Pick every line out of the entries below that holds the string "school", and report them.

•••••

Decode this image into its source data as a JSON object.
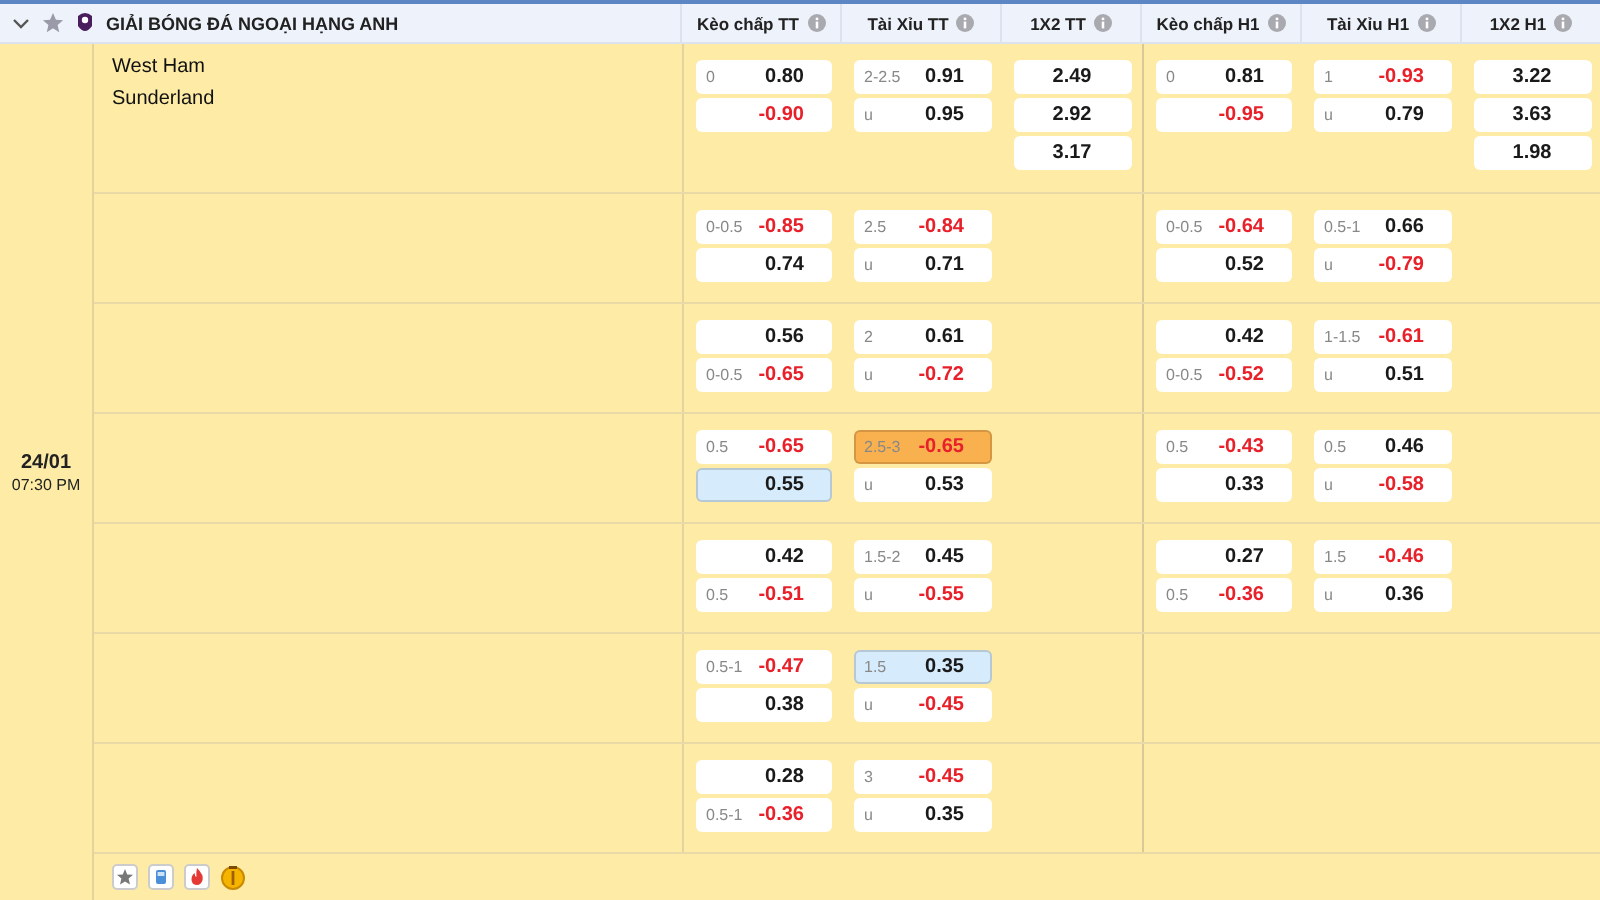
{
  "league": {
    "name": "GIẢI BÓNG ĐÁ NGOẠI HẠNG ANH"
  },
  "columns": [
    "Kèo chấp TT",
    "Tài Xỉu TT",
    "1X2 TT",
    "Kèo chấp H1",
    "Tài Xỉu H1",
    "1X2 H1"
  ],
  "match": {
    "date": "24/01",
    "time": "07:30 PM",
    "teams": [
      "West Ham",
      "Sunderland"
    ]
  },
  "rows": [
    {
      "kc_tt": [
        {
          "line": "0",
          "value": "0.80",
          "negative": false
        },
        {
          "value": "-0.90",
          "negative": true
        }
      ],
      "tx_tt": [
        {
          "line": "2-2.5",
          "value": "0.91",
          "negative": false
        },
        {
          "line": "u",
          "value": "0.95",
          "negative": false
        }
      ],
      "x12_tt": [
        {
          "value": "2.49",
          "negative": false
        },
        {
          "value": "2.92",
          "negative": false
        },
        {
          "value": "3.17",
          "negative": false
        }
      ],
      "kc_h1": [
        {
          "line": "0",
          "value": "0.81",
          "negative": false
        },
        {
          "value": "-0.95",
          "negative": true
        }
      ],
      "tx_h1": [
        {
          "line": "1",
          "value": "-0.93",
          "negative": true
        },
        {
          "line": "u",
          "value": "0.79",
          "negative": false
        }
      ],
      "x12_h1": [
        {
          "value": "3.22",
          "negative": false
        },
        {
          "value": "3.63",
          "negative": false
        },
        {
          "value": "1.98",
          "negative": false
        }
      ]
    },
    {
      "kc_tt": [
        {
          "line": "0-0.5",
          "value": "-0.85",
          "negative": true
        },
        {
          "value": "0.74",
          "negative": false
        }
      ],
      "tx_tt": [
        {
          "line": "2.5",
          "value": "-0.84",
          "negative": true
        },
        {
          "line": "u",
          "value": "0.71",
          "negative": false
        }
      ],
      "kc_h1": [
        {
          "line": "0-0.5",
          "value": "-0.64",
          "negative": true
        },
        {
          "value": "0.52",
          "negative": false
        }
      ],
      "tx_h1": [
        {
          "line": "0.5-1",
          "value": "0.66",
          "negative": false
        },
        {
          "line": "u",
          "value": "-0.79",
          "negative": true
        }
      ]
    },
    {
      "kc_tt": [
        {
          "value": "0.56",
          "negative": false
        },
        {
          "line": "0-0.5",
          "value": "-0.65",
          "negative": true
        }
      ],
      "tx_tt": [
        {
          "line": "2",
          "value": "0.61",
          "negative": false
        },
        {
          "line": "u",
          "value": "-0.72",
          "negative": true
        }
      ],
      "kc_h1": [
        {
          "value": "0.42",
          "negative": false
        },
        {
          "line": "0-0.5",
          "value": "-0.52",
          "negative": true
        }
      ],
      "tx_h1": [
        {
          "line": "1-1.5",
          "value": "-0.61",
          "negative": true
        },
        {
          "line": "u",
          "value": "0.51",
          "negative": false
        }
      ]
    },
    {
      "kc_tt": [
        {
          "line": "0.5",
          "value": "-0.65",
          "negative": true
        },
        {
          "value": "0.55",
          "negative": false,
          "color": "#d6ebfb"
        }
      ],
      "tx_tt": [
        {
          "line": "2.5-3",
          "value": "-0.65",
          "negative": true,
          "color": "#f9b14f"
        },
        {
          "line": "u",
          "value": "0.53",
          "negative": false
        }
      ],
      "kc_h1": [
        {
          "line": "0.5",
          "value": "-0.43",
          "negative": true
        },
        {
          "value": "0.33",
          "negative": false
        }
      ],
      "tx_h1": [
        {
          "line": "0.5",
          "value": "0.46",
          "negative": false
        },
        {
          "line": "u",
          "value": "-0.58",
          "negative": true
        }
      ]
    },
    {
      "kc_tt": [
        {
          "value": "0.42",
          "negative": false
        },
        {
          "line": "0.5",
          "value": "-0.51",
          "negative": true
        }
      ],
      "tx_tt": [
        {
          "line": "1.5-2",
          "value": "0.45",
          "negative": false
        },
        {
          "line": "u",
          "value": "-0.55",
          "negative": true
        }
      ],
      "kc_h1": [
        {
          "value": "0.27",
          "negative": false
        },
        {
          "line": "0.5",
          "value": "-0.36",
          "negative": true
        }
      ],
      "tx_h1": [
        {
          "line": "1.5",
          "value": "-0.46",
          "negative": true
        },
        {
          "line": "u",
          "value": "0.36",
          "negative": false
        }
      ]
    },
    {
      "kc_tt": [
        {
          "line": "0.5-1",
          "value": "-0.47",
          "negative": true
        },
        {
          "value": "0.38",
          "negative": false
        }
      ],
      "tx_tt": [
        {
          "line": "1.5",
          "value": "0.35",
          "negative": false,
          "color": "#d6ebfb"
        },
        {
          "line": "u",
          "value": "-0.45",
          "negative": true
        }
      ]
    },
    {
      "kc_tt": [
        {
          "value": "0.28",
          "negative": false
        },
        {
          "line": "0.5-1",
          "value": "-0.36",
          "negative": true
        }
      ],
      "tx_tt": [
        {
          "line": "3",
          "value": "-0.45",
          "negative": true
        },
        {
          "line": "u",
          "value": "0.35",
          "negative": false
        }
      ]
    }
  ]
}
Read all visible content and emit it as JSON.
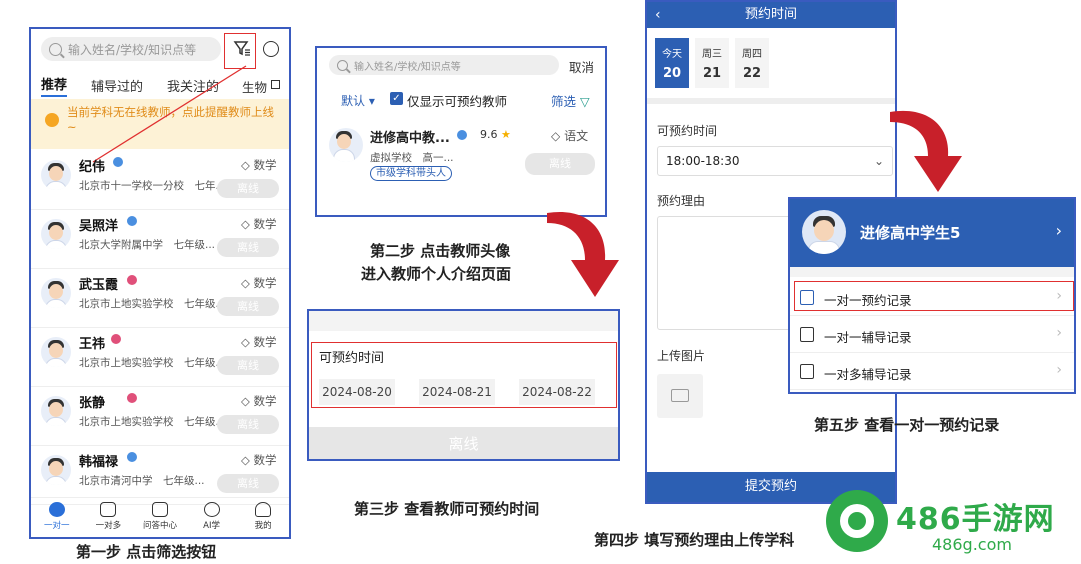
{
  "panel1": {
    "search_placeholder": "输入姓名/学校/知识点等",
    "tabs": [
      "推荐",
      "辅导过的",
      "我关注的"
    ],
    "subject_tab": "生物",
    "notice": "当前学科无在线教师，点此提醒教师上线~",
    "teachers": [
      {
        "name": "纪伟",
        "school": "北京市十一学校一分校　七年...",
        "subject": "数学",
        "status": "离线",
        "badge_color": "#4a8fe0"
      },
      {
        "name": "吴照洋",
        "school": "北京大学附属中学　七年级...",
        "subject": "数学",
        "status": "离线",
        "badge_color": "#4a8fe0"
      },
      {
        "name": "武玉霞",
        "school": "北京市上地实验学校　七年级...",
        "subject": "数学",
        "status": "离线",
        "badge_color": "#e0507a"
      },
      {
        "name": "王祎",
        "school": "北京市上地实验学校　七年级...",
        "subject": "数学",
        "status": "离线",
        "badge_color": "#e0507a"
      },
      {
        "name": "张静",
        "school": "北京市上地实验学校　七年级...",
        "subject": "数学",
        "status": "离线",
        "badge_color": "#e0507a"
      },
      {
        "name": "韩福禄",
        "school": "北京市清河中学　七年级...",
        "subject": "数学",
        "status": "离线",
        "badge_color": "#4a8fe0"
      }
    ],
    "nav": [
      "一对一",
      "一对多",
      "问答中心",
      "AI学",
      "我的"
    ],
    "caption": "第一步 点击筛选按钮"
  },
  "panel2": {
    "search_placeholder": "输入姓名/学校/知识点等",
    "cancel": "取消",
    "sort": "默认",
    "checkbox_label": "仅显示可预约教师",
    "filter": "筛选",
    "teacher_name": "进修高中教...",
    "rating": "9.6",
    "subject": "语文",
    "school": "虚拟学校　高一...",
    "tag": "市级学科带头人",
    "status": "离线",
    "caption_line1": "第二步 点击教师头像",
    "caption_line2": "进入教师个人介绍页面"
  },
  "panel3": {
    "title": "可预约时间",
    "dates": [
      "2024-08-20",
      "2024-08-21",
      "2024-08-22"
    ],
    "status": "离线",
    "caption": "第三步 查看教师可预约时间"
  },
  "panel4": {
    "title": "预约时间",
    "days": [
      {
        "week": "今天",
        "day": "20"
      },
      {
        "week": "周三",
        "day": "21"
      },
      {
        "week": "周四",
        "day": "22"
      }
    ],
    "time_label": "可预约时间",
    "time_value": "18:00-18:30",
    "reason_label": "预约理由",
    "upload_label": "上传图片",
    "submit": "提交预约",
    "caption": "第四步 填写预约理由上传学科"
  },
  "panel5": {
    "user_name": "进修高中学生5",
    "items": [
      "一对一预约记录",
      "一对一辅导记录",
      "一对多辅导记录"
    ],
    "caption": "第五步 查看一对一预约记录"
  },
  "watermark": {
    "name": "486手游网",
    "url": "486g.com"
  }
}
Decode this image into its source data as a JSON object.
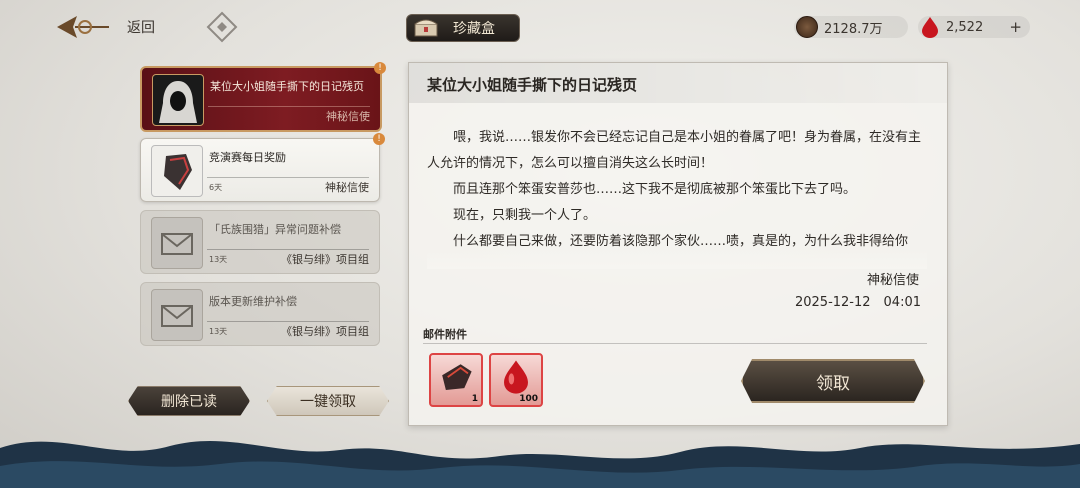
{
  "header": {
    "back_label": "返回",
    "treasure_label": "珍藏盒",
    "currency_coins": "2128.7万",
    "currency_gems": "2,522",
    "plus_label": "+"
  },
  "mail_list": [
    {
      "title": "某位大小姐随手撕下的日记残页",
      "days": "",
      "sender": "神秘信使",
      "badge": "!",
      "selected": true
    },
    {
      "title": "竞演赛每日奖励",
      "days": "6天",
      "sender": "神秘信使",
      "badge": "!"
    },
    {
      "title": "「氏族围猎」异常问题补偿",
      "days": "13天",
      "sender": "《银与绯》项目组"
    },
    {
      "title": "版本更新维护补偿",
      "days": "13天",
      "sender": "《银与绯》项目组"
    }
  ],
  "actions": {
    "delete_read": "删除已读",
    "claim_all": "一键领取"
  },
  "detail": {
    "title": "某位大小姐随手撕下的日记残页",
    "paragraphs": [
      "喂，我说……银发你不会已经忘记自己是本小姐的眷属了吧！身为眷属，在没有主人允许的情况下，怎么可以擅自消失这么长时间！",
      "而且连那个笨蛋安普莎也……这下我不是彻底被那个笨蛋比下去了吗。",
      "现在，只剩我一个人了。",
      "什么都要自己来做，还要防着该隐那个家伙……啧，真是的，为什么我非得给你"
    ],
    "sender": "神秘信使",
    "date": "2025-12-12　04:01",
    "attachments_label": "邮件附件",
    "attachments": [
      {
        "icon": "crest-shard-icon",
        "qty": "1"
      },
      {
        "icon": "blood-gem-icon",
        "qty": "100"
      }
    ],
    "claim_label": "领取"
  },
  "colors": {
    "accent_red": "#7e1c22",
    "gold_border": "#c89a62",
    "dark_button": "#2a2420"
  }
}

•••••

> [Answer to the exercise]:
        "school": "北京市十一学校一分校　七年...",
        "school": "北京大学附属中学　七年级...",
        "school": "北京市上地实验学校　七年级...",
        "school": "北京市上地实验学校　七年级...",
        "school": "北京市上地实验学校　七年级...",
        "school": "北京市清河中学　七年级...",
    "school": "虚拟学校　高一...",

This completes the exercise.